The Latest

Sep 15, 2014 / 102,994 notes

(via fashionfever)

Sep 14, 2014 / 7,025 notes

(via fashionfever)

In order to see things differently, sometimes you need to see different things.
Cassie Parks (via psych-facts)
Sep 13, 2014 / 2,210 notes
Sep 12, 2014 / 204,317 notes
Step into the fire of self-discovery. This fire will not burn you, it will only burn what you are not.
Mooji (via psych-facts)
Sep 11, 2014 / 3,948 notes
Sep 10, 2014 / 7,056 notes
Sep 9, 2014 / 79,082 notes

(via fashionfever)

Sep 8, 2014 / 1,418 notes
Sep 7, 2014 / 9,240 notes

(via remainsimple)

Sep 6, 2014 / 74,580 notes

(via fashionfever)

Sep 6, 2014 / 3,831 notes

Chandler holds a special place in my heart.

(via frie-nds)

Perfect home. Right there.
Sep 6, 2014 / 134,931 notes

Perfect home. Right there.

(via fashionfever)

filson:

celebrating one of America’s most influential naturalists and conservationists
May 30, 2014 / 6,888 notes

filson:

celebrating one of America’s most influential naturalists and conservationists

(via lajoiedespetiteschoses)

May 29, 2014 / 11,471 notes

fuckyeahawesomehouses:

Petrella Guidi Historical Hideaway, Italy

Found the house of my dreams.

(via nikolagriffin)

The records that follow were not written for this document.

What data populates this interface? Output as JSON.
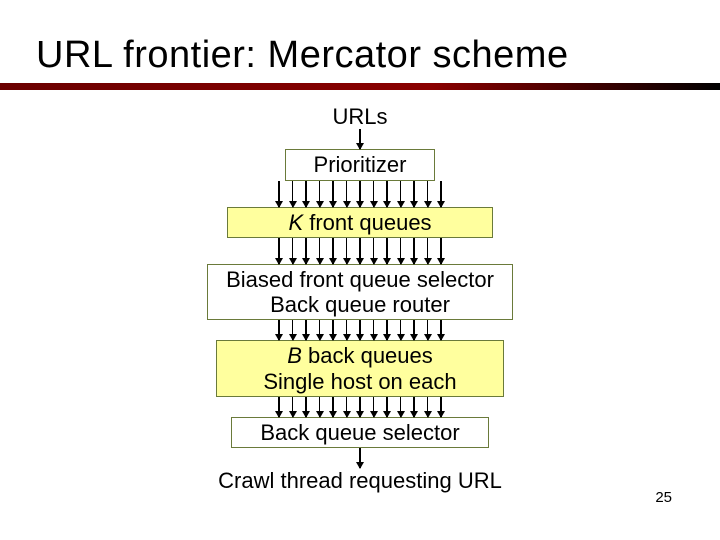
{
  "title": "URL frontier: Mercator scheme",
  "diagram": {
    "input_label": "URLs",
    "prioritizer": "Prioritizer",
    "front_queues_prefix": "K",
    "front_queues_rest": " front queues",
    "selector_router_line1": "Biased front queue selector",
    "selector_router_line2": "Back queue router",
    "back_queues_prefix": "B",
    "back_queues_rest": " back queues",
    "back_queues_line2": "Single host on each",
    "back_selector": "Back queue selector",
    "output_label": "Crawl thread requesting URL"
  },
  "page_number": "25"
}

We all have the potential to fall in love a thousand times in our lifetime. It’s easy. The first girl I ever loved was someone I knew in sixth grade. Her name was Missy; we talked about horses. The last girl I love will be someone I haven’t even met yet, probably. They all count. But there are certain people you love who do something else; they define how you classify what love is supposed to feel like. These are the most important people in your life, and you’ll meet maybe four or five of these people over the span of 80 years. But there’s still one more tier to all this; there is always one person you love who becomes that definition. It usually happens retrospectively, but it happens eventually. This is the person who unknowingly sets the template for what you will always love about other people, even if some of these loveable qualities are self-destructive and unreasonable. The person who defines your understanding of love is not inherently different than anyone else, and they’re often just the person you happen to meet the first time you really, really, want to love someone. But that person still wins. They win, and you lose. Because for the rest of your life, they will control how you feel about everyone else.
Chuck Klostermann, Killing Yourself to Live: 85% of a True Story
May 24, 2014 / 1 note